=== Input data ===
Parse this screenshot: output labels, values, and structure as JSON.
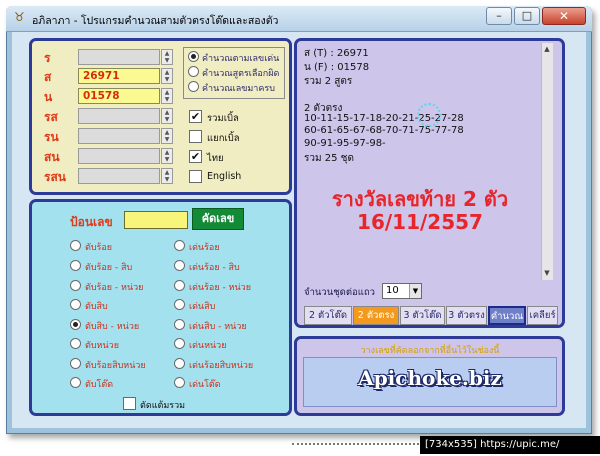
{
  "window": {
    "title": "อภิลาภา - โปรแกรมคำนวณสามตัวตรงโต๊ดและสองตัว",
    "minimize": "–",
    "maximize": "□",
    "close": "✕"
  },
  "fields": [
    {
      "label": "ร",
      "value": ""
    },
    {
      "label": "ส",
      "value": "26971"
    },
    {
      "label": "น",
      "value": "01578"
    },
    {
      "label": "รส",
      "value": ""
    },
    {
      "label": "รน",
      "value": ""
    },
    {
      "label": "สน",
      "value": ""
    },
    {
      "label": "รสน",
      "value": ""
    }
  ],
  "calc_modes": [
    {
      "label": "คำนวณตามเลขเด่น",
      "selected": true
    },
    {
      "label": "คำนวณสูตรเลือกผิด",
      "selected": false
    },
    {
      "label": "คำนวณเลขมาครบ",
      "selected": false
    }
  ],
  "checkboxes": [
    {
      "label": "รวมเบิ้ล",
      "checked": true
    },
    {
      "label": "แยกเบิ้ล",
      "checked": false
    },
    {
      "label": "ไทย",
      "checked": true
    },
    {
      "label": "English",
      "checked": false
    }
  ],
  "input_panel": {
    "label": "ป้อนเลข",
    "value": "",
    "button": "คัดเลข"
  },
  "positions_left": [
    {
      "label": "ตับร้อย",
      "selected": false
    },
    {
      "label": "ตับร้อย - สิบ",
      "selected": false
    },
    {
      "label": "ตับร้อย - หน่วย",
      "selected": false
    },
    {
      "label": "ตับสิบ",
      "selected": false
    },
    {
      "label": "ตับสิบ - หน่วย",
      "selected": true
    },
    {
      "label": "ตับหน่วย",
      "selected": false
    },
    {
      "label": "ตับร้อยสิบหน่วย",
      "selected": false
    },
    {
      "label": "ตับโต๊ด",
      "selected": false
    }
  ],
  "positions_right": [
    {
      "label": "เด่นร้อย",
      "selected": false
    },
    {
      "label": "เด่นร้อย - สิบ",
      "selected": false
    },
    {
      "label": "เด่นร้อย - หน่วย",
      "selected": false
    },
    {
      "label": "เด่นสิบ",
      "selected": false
    },
    {
      "label": "เด่นสิบ - หน่วย",
      "selected": false
    },
    {
      "label": "เด่นหน่วย",
      "selected": false
    },
    {
      "label": "เด่นร้อยสิบหน่วย",
      "selected": false
    },
    {
      "label": "เด่นโต๊ด",
      "selected": false
    }
  ],
  "cut_remainder": {
    "label": "ตัดแต้มรวม",
    "checked": false
  },
  "results": {
    "lines": [
      "ส (T) : 26971",
      "น (F) : 01578",
      "รวม 2 สูตร",
      "",
      "2 ตัวตรง",
      "10-11-15-17-18-20-21-25-27-28",
      "60-61-65-67-68-70-71-75-77-78",
      "90-91-95-97-98-",
      "รวม 25 ชุด"
    ],
    "overlay_line1": "รางวัลเลขท้าย 2 ตัว",
    "overlay_line2": "16/11/2557"
  },
  "rows_per_line": {
    "label": "จำนวนชุดต่อแถว",
    "value": "10"
  },
  "tabs": [
    {
      "label": "2 ตัวโต๊ด",
      "style": "normal"
    },
    {
      "label": "2 ตัวตรง",
      "style": "orange"
    },
    {
      "label": "3 ตัวโต๊ด",
      "style": "normal"
    },
    {
      "label": "3 ตัวตรง",
      "style": "normal"
    },
    {
      "label": "คำนวณ",
      "style": "blue"
    },
    {
      "label": "เคลียร์",
      "style": "normal"
    }
  ],
  "paste_box": {
    "title": "วางเลขที่คัดลอกจากที่อื่นไว้ในช่องนี้",
    "watermark": "Apichoke.biz"
  },
  "footer": {
    "size": "[734x535]",
    "site": "https://upic.me/"
  }
}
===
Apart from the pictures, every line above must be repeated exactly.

# Answer box
Parse this screenshot: output labels, values, and structure as JSON.
{
  "window": {
    "title": "อภิลาภา - โปรแกรมคำนวณสามตัวตรงโต๊ดและสองตัว",
    "minimize": "–",
    "maximize": "□",
    "close": "✕"
  },
  "fields": [
    {
      "label": "ร",
      "value": ""
    },
    {
      "label": "ส",
      "value": "26971"
    },
    {
      "label": "น",
      "value": "01578"
    },
    {
      "label": "รส",
      "value": ""
    },
    {
      "label": "รน",
      "value": ""
    },
    {
      "label": "สน",
      "value": ""
    },
    {
      "label": "รสน",
      "value": ""
    }
  ],
  "calc_modes": [
    {
      "label": "คำนวณตามเลขเด่น",
      "selected": true
    },
    {
      "label": "คำนวณสูตรเลือกผิด",
      "selected": false
    },
    {
      "label": "คำนวณเลขมาครบ",
      "selected": false
    }
  ],
  "checkboxes": [
    {
      "label": "รวมเบิ้ล",
      "checked": true
    },
    {
      "label": "แยกเบิ้ล",
      "checked": false
    },
    {
      "label": "ไทย",
      "checked": true
    },
    {
      "label": "English",
      "checked": false
    }
  ],
  "input_panel": {
    "label": "ป้อนเลข",
    "value": "",
    "button": "คัดเลข"
  },
  "positions_left": [
    {
      "label": "ตับร้อย",
      "selected": false
    },
    {
      "label": "ตับร้อย - สิบ",
      "selected": false
    },
    {
      "label": "ตับร้อย - หน่วย",
      "selected": false
    },
    {
      "label": "ตับสิบ",
      "selected": false
    },
    {
      "label": "ตับสิบ - หน่วย",
      "selected": true
    },
    {
      "label": "ตับหน่วย",
      "selected": false
    },
    {
      "label": "ตับร้อยสิบหน่วย",
      "selected": false
    },
    {
      "label": "ตับโต๊ด",
      "selected": false
    }
  ],
  "positions_right": [
    {
      "label": "เด่นร้อย",
      "selected": false
    },
    {
      "label": "เด่นร้อย - สิบ",
      "selected": false
    },
    {
      "label": "เด่นร้อย - หน่วย",
      "selected": false
    },
    {
      "label": "เด่นสิบ",
      "selected": false
    },
    {
      "label": "เด่นสิบ - หน่วย",
      "selected": false
    },
    {
      "label": "เด่นหน่วย",
      "selected": false
    },
    {
      "label": "เด่นร้อยสิบหน่วย",
      "selected": false
    },
    {
      "label": "เด่นโต๊ด",
      "selected": false
    }
  ],
  "cut_remainder": {
    "label": "ตัดแต้มรวม",
    "checked": false
  },
  "results": {
    "lines": [
      "ส (T) : 26971",
      "น (F) : 01578",
      "รวม 2 สูตร",
      "",
      "2 ตัวตรง",
      "10-11-15-17-18-20-21-25-27-28",
      "60-61-65-67-68-70-71-75-77-78",
      "90-91-95-97-98-",
      "รวม 25 ชุด"
    ],
    "overlay_line1": "รางวัลเลขท้าย 2 ตัว",
    "overlay_line2": "16/11/2557"
  },
  "rows_per_line": {
    "label": "จำนวนชุดต่อแถว",
    "value": "10"
  },
  "tabs": [
    {
      "label": "2 ตัวโต๊ด",
      "style": "normal"
    },
    {
      "label": "2 ตัวตรง",
      "style": "orange"
    },
    {
      "label": "3 ตัวโต๊ด",
      "style": "normal"
    },
    {
      "label": "3 ตัวตรง",
      "style": "normal"
    },
    {
      "label": "คำนวณ",
      "style": "blue"
    },
    {
      "label": "เคลียร์",
      "style": "normal"
    }
  ],
  "paste_box": {
    "title": "วางเลขที่คัดลอกจากที่อื่นไว้ในช่องนี้",
    "watermark": "Apichoke.biz"
  },
  "footer": {
    "size": "[734x535]",
    "site": "https://upic.me/"
  }
}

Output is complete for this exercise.